"The Interview" will go down as the satire that provoked an authoritarian dictatorship, roiled Sony Pictures in a massive hacking attack and prompted new questions of cyber warfare, corporate self-censorship and comedic audacity.
The movie is already assured of cinematic infamy, regardless of its merits. But is it any good?
Though "The Interview," directed by Seth Rogen and Evan Goldberg, never quite manages the duo's calibrated blend of sincerity and over-the-top crudeness, it nevertheless usually pulses with an unpredictable absurdity and can-you-believe-we're-doing-this glee. Its greatest charm is that it so happily brings the silliest, most ludicrous of knives (a preening James Franco, lots of butt jokes) to North Korea's militarized gunfight.
Rogen plays Aaron Rapoport, a journalism-school grad who has found himself, ignobly, producing an "Extra!"-like entertainment news show, "Skylark Tonight," hosted by his friend Dave Skylark (Franco). The show traffics in the fluff of celebrity with occasional scoops. (Eminem makes a funny cameo as himself with the out-of-the-blue confession that he's gay.)
When it's learned that North Korea leader Kim Jong Un is a fan of the show, they maneuver to land aninterview for a kind of modern "Frost/Nixon" televised tete-a-tete, albeit one with the same penchant for ascots. (Franco's Skylark is an extreme dandy who speaks largely in over-used slang and has a strange obsession with "Lord of the Rings.")
Before their trip to Pyongyang, a CIA agent (Lizzy Caplan) recruits the pair with the mission to turn their biginterview into an assassination. "Take him out," she instructs before putting them through training.
Like another comedy about the wrong Americans sent overseas, Bill Murray's "Stripes," ''The Interview" is better on American soil and on less sure footing once it lands in North Korea.
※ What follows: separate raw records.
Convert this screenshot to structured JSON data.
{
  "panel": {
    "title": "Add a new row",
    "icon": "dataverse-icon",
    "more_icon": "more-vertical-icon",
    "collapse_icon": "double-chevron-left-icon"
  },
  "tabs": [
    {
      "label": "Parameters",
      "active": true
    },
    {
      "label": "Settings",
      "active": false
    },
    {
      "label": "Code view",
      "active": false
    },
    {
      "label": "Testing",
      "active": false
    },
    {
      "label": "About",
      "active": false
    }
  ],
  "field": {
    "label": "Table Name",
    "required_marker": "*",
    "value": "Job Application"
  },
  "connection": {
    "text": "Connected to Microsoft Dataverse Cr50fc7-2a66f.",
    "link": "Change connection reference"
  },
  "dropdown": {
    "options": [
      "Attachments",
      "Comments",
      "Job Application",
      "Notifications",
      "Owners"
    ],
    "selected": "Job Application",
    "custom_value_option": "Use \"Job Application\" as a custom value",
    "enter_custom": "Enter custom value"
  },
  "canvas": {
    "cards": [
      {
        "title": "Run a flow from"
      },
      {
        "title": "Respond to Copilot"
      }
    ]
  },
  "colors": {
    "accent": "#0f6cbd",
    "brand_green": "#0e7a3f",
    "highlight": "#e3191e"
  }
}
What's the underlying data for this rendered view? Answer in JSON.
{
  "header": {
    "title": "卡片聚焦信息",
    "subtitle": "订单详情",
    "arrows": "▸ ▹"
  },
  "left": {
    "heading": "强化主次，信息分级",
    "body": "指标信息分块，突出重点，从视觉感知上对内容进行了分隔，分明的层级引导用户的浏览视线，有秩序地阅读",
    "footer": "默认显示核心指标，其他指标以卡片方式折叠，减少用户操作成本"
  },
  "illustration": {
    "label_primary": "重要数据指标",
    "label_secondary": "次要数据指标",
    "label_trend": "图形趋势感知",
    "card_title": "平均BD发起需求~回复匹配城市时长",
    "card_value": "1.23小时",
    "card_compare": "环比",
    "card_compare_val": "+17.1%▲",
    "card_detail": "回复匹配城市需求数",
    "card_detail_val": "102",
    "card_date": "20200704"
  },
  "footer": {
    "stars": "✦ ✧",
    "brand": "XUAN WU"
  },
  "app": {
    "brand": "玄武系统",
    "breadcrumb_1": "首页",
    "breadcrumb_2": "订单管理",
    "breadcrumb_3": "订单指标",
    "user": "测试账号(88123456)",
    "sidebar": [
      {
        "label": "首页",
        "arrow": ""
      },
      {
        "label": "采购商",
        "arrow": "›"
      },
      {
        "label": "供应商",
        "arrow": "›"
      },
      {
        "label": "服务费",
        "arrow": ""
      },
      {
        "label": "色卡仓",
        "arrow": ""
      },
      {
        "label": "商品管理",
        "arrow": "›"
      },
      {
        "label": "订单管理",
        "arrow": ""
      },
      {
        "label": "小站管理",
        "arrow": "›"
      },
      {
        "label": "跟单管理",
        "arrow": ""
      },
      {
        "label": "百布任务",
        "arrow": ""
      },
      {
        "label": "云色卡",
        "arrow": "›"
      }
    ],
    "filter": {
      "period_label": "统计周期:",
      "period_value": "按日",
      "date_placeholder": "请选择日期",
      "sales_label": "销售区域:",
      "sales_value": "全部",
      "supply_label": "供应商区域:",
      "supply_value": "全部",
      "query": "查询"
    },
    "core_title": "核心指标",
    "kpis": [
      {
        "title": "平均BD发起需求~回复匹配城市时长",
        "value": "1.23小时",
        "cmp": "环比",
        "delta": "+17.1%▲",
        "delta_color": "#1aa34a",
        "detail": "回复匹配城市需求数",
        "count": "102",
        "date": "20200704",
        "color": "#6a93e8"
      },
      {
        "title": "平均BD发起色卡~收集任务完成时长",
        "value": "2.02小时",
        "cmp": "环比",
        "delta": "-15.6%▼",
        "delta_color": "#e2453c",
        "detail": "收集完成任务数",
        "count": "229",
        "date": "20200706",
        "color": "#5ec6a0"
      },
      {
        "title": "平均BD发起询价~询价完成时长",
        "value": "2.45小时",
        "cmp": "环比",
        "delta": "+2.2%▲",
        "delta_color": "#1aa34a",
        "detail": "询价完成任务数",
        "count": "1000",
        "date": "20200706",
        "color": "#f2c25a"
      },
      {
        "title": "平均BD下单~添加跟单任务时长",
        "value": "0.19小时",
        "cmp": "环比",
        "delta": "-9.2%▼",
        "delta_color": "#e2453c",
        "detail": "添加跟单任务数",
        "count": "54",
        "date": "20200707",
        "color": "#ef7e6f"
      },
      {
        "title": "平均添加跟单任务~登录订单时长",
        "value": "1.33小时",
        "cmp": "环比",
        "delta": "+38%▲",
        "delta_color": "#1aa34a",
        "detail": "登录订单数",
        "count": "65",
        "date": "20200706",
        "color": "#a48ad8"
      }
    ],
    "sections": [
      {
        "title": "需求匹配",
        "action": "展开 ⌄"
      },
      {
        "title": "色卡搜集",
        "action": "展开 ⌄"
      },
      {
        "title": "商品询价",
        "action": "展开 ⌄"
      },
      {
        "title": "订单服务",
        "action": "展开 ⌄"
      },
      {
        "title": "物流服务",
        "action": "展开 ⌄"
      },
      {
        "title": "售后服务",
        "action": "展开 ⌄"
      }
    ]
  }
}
This is partly logistical. Though "The Interview" obviously couldn't have shot on location and had limited images to draw on for its sets, the movie fails to create even a half-plausible North Korean atmosphere and is left claustrophobically meandering almost entirely in palace interiors.
Their first meeting with Kim (Randall Park) isn't a regal pageant; he just knocks softly on Skylark's door and eagerly introduces himself as a "huge fan." Park is exceptional: His Kim is more complex than the broad caricature you'd expect. He's a jovial young leader haunted by daddy issues, having been called soft by his father for adoring American pop culture. He's a surprisingly agile basketball player and a lover of Katy Perry songs.
Even in North Korea, Rogen and company are more at home in American pop: Western civilization is more the target of "The Interview" than the DPRK.
As Skylark's interview nears, their assassination attempts fail and ethical quandaries mount. Skylark and Kim ("a cool guy," pleads Skylark) become fast friends, palling around together and shooting off tanks: The bromance has gone nuclear. If anything, the film, written by Dan Sterling from the story by Goldberg and Rogen (their second time directing after the better "This Is the End"), verges on making Kim too likable.
And while the movie leads to a fiery end and a slow reveal of the famine Kim inflicts on his people, most who see "The Interview" will say to themselves: THIS is what prompted an international incident? There's nothing scandalous about "The Interview," unless you happen to believe Kim is a god who rides around on unicorns.
Despite the large presence of Park's dictator, this is really Franco's movie. Seemingly energized by his more outlandish performances (like his Alien in "Spring Breakers"), he's here in full, grinning Jerry Lewis-mode, a rubber-faced infotainment parody. His chemistry with Rogen is predictably solid.
Charlie Chaplin, Ernst Lubitsch and the "South Park" guys have all tried before to find comedy in the shadow of evil and thereby do a little to disarm it. "The Interview" struggles to really illuminate anything about the stranger-than-fiction Orwellian nightmare that is North Korea, but its attempt is admirable.
And, yes, having your film almost taken down by a totalitarian regime wins you an extra star.